Please repeat every entry exactly as given, apart from dropping the images.

┌──

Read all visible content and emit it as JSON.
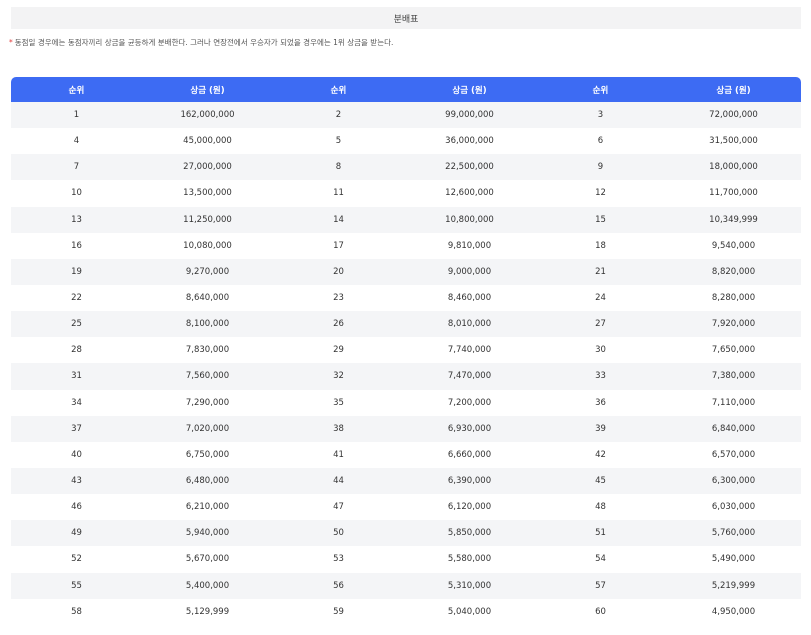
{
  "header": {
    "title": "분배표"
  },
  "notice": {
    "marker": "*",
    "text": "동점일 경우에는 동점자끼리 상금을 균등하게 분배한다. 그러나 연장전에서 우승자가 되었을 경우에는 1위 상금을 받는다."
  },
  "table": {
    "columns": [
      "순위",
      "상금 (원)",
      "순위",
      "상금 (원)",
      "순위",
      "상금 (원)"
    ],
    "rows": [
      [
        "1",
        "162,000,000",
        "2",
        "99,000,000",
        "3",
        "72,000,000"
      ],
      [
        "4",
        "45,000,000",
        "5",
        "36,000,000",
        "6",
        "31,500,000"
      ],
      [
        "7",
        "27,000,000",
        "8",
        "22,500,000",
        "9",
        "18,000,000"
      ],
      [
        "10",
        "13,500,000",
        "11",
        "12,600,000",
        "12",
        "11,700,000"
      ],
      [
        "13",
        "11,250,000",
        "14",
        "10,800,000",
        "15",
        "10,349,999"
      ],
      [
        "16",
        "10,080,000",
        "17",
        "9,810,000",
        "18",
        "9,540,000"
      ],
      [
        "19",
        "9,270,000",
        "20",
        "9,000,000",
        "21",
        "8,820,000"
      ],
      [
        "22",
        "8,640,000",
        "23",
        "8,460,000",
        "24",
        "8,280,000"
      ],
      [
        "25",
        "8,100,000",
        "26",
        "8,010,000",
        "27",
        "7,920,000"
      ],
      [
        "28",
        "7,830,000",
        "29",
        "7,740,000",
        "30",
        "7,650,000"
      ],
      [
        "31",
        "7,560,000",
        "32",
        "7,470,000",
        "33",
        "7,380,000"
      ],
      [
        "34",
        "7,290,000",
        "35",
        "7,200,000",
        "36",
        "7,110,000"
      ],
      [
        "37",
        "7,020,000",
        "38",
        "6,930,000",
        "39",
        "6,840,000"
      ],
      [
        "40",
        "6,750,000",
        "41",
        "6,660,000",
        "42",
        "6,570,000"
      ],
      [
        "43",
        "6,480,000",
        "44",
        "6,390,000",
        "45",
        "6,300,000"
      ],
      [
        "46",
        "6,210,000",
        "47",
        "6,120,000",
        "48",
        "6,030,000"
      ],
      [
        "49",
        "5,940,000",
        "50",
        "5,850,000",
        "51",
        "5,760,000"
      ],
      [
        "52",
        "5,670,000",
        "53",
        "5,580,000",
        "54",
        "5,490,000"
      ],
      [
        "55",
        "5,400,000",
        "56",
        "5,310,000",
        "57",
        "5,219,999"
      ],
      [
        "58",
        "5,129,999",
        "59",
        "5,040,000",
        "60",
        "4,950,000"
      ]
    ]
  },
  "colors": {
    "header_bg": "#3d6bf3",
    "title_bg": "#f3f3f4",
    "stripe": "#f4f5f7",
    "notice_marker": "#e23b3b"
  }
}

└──

### OUTPUT FOR THIS TASK
Read all visible content and emit it as JSON.
{
  "header": {
    "title": "분배표"
  },
  "notice": {
    "marker": "*",
    "text": "동점일 경우에는 동점자끼리 상금을 균등하게 분배한다. 그러나 연장전에서 우승자가 되었을 경우에는 1위 상금을 받는다."
  },
  "table": {
    "columns": [
      "순위",
      "상금 (원)",
      "순위",
      "상금 (원)",
      "순위",
      "상금 (원)"
    ],
    "rows": [
      [
        "1",
        "162,000,000",
        "2",
        "99,000,000",
        "3",
        "72,000,000"
      ],
      [
        "4",
        "45,000,000",
        "5",
        "36,000,000",
        "6",
        "31,500,000"
      ],
      [
        "7",
        "27,000,000",
        "8",
        "22,500,000",
        "9",
        "18,000,000"
      ],
      [
        "10",
        "13,500,000",
        "11",
        "12,600,000",
        "12",
        "11,700,000"
      ],
      [
        "13",
        "11,250,000",
        "14",
        "10,800,000",
        "15",
        "10,349,999"
      ],
      [
        "16",
        "10,080,000",
        "17",
        "9,810,000",
        "18",
        "9,540,000"
      ],
      [
        "19",
        "9,270,000",
        "20",
        "9,000,000",
        "21",
        "8,820,000"
      ],
      [
        "22",
        "8,640,000",
        "23",
        "8,460,000",
        "24",
        "8,280,000"
      ],
      [
        "25",
        "8,100,000",
        "26",
        "8,010,000",
        "27",
        "7,920,000"
      ],
      [
        "28",
        "7,830,000",
        "29",
        "7,740,000",
        "30",
        "7,650,000"
      ],
      [
        "31",
        "7,560,000",
        "32",
        "7,470,000",
        "33",
        "7,380,000"
      ],
      [
        "34",
        "7,290,000",
        "35",
        "7,200,000",
        "36",
        "7,110,000"
      ],
      [
        "37",
        "7,020,000",
        "38",
        "6,930,000",
        "39",
        "6,840,000"
      ],
      [
        "40",
        "6,750,000",
        "41",
        "6,660,000",
        "42",
        "6,570,000"
      ],
      [
        "43",
        "6,480,000",
        "44",
        "6,390,000",
        "45",
        "6,300,000"
      ],
      [
        "46",
        "6,210,000",
        "47",
        "6,120,000",
        "48",
        "6,030,000"
      ],
      [
        "49",
        "5,940,000",
        "50",
        "5,850,000",
        "51",
        "5,760,000"
      ],
      [
        "52",
        "5,670,000",
        "53",
        "5,580,000",
        "54",
        "5,490,000"
      ],
      [
        "55",
        "5,400,000",
        "56",
        "5,310,000",
        "57",
        "5,219,999"
      ],
      [
        "58",
        "5,129,999",
        "59",
        "5,040,000",
        "60",
        "4,950,000"
      ]
    ]
  },
  "colors": {
    "header_bg": "#3d6bf3",
    "title_bg": "#f3f3f4",
    "stripe": "#f4f5f7",
    "notice_marker": "#e23b3b"
  }
}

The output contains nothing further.